* **Your objective**
The answer must match the material word for word, with every line included.

━━━━━ Records provided ━━━━━

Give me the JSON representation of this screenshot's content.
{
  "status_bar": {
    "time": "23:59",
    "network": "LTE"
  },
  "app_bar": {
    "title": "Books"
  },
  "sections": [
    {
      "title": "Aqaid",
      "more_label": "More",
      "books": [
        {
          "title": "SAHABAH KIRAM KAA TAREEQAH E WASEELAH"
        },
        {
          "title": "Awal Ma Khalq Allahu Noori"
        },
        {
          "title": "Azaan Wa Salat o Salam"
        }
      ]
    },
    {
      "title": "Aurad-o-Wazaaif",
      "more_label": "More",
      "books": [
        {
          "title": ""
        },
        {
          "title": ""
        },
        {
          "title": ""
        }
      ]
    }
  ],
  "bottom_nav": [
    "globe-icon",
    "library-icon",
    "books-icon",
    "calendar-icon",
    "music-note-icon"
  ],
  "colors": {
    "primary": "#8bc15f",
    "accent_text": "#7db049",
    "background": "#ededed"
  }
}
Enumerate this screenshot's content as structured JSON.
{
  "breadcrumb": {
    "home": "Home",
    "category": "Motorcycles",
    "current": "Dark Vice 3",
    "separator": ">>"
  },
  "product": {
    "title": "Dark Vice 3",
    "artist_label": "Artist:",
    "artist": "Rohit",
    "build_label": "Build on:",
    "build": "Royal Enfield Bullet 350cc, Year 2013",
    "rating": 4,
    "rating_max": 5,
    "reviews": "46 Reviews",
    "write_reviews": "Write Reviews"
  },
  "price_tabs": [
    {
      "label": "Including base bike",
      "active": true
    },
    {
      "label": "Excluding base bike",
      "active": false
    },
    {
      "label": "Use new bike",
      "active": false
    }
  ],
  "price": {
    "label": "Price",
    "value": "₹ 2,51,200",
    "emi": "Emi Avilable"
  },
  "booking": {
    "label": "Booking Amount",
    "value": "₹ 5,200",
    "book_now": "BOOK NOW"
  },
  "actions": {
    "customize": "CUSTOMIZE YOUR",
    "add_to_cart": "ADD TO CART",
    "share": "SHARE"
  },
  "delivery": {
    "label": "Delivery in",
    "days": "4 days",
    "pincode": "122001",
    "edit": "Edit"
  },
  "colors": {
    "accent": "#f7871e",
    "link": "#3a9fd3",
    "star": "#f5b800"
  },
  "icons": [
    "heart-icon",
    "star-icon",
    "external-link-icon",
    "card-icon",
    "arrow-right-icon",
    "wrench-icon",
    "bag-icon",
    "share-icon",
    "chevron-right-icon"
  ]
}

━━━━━

* **Reply**
Give me the JSON representation of this screenshot's content.
{
  "status_bar": {
    "time": "23:59",
    "network": "LTE"
  },
  "app_bar": {
    "title": "Books"
  },
  "sections": [
    {
      "title": "Aqaid",
      "more_label": "More",
      "books": [
        {
          "title": "SAHABAH KIRAM KAA TAREEQAH E WASEELAH"
        },
        {
          "title": "Awal Ma Khalq Allahu Noori"
        },
        {
          "title": "Azaan Wa Salat o Salam"
        }
      ]
    },
    {
      "title": "Aurad-o-Wazaaif",
      "more_label": "More",
      "books": [
        {
          "title": ""
        },
        {
          "title": ""
        },
        {
          "title": ""
        }
      ]
    }
  ],
  "bottom_nav": [
    "globe-icon",
    "library-icon",
    "books-icon",
    "calendar-icon",
    "music-note-icon"
  ],
  "colors": {
    "primary": "#8bc15f",
    "accent_text": "#7db049",
    "background": "#ededed"
  }
}
Enumerate this screenshot's content as structured JSON.
{
  "breadcrumb": {
    "home": "Home",
    "category": "Motorcycles",
    "current": "Dark Vice 3",
    "separator": ">>"
  },
  "product": {
    "title": "Dark Vice 3",
    "artist_label": "Artist:",
    "artist": "Rohit",
    "build_label": "Build on:",
    "build": "Royal Enfield Bullet 350cc, Year 2013",
    "rating": 4,
    "rating_max": 5,
    "reviews": "46 Reviews",
    "write_reviews": "Write Reviews"
  },
  "price_tabs": [
    {
      "label": "Including base bike",
      "active": true
    },
    {
      "label": "Excluding base bike",
      "active": false
    },
    {
      "label": "Use new bike",
      "active": false
    }
  ],
  "price": {
    "label": "Price",
    "value": "₹ 2,51,200",
    "emi": "Emi Avilable"
  },
  "booking": {
    "label": "Booking Amount",
    "value": "₹ 5,200",
    "book_now": "BOOK NOW"
  },
  "actions": {
    "customize": "CUSTOMIZE YOUR",
    "add_to_cart": "ADD TO CART",
    "share": "SHARE"
  },
  "delivery": {
    "label": "Delivery in",
    "days": "4 days",
    "pincode": "122001",
    "edit": "Edit"
  },
  "colors": {
    "accent": "#f7871e",
    "link": "#3a9fd3",
    "star": "#f5b800"
  },
  "icons": [
    "heart-icon",
    "star-icon",
    "external-link-icon",
    "card-icon",
    "arrow-right-icon",
    "wrench-icon",
    "bag-icon",
    "share-icon",
    "chevron-right-icon"
  ]
}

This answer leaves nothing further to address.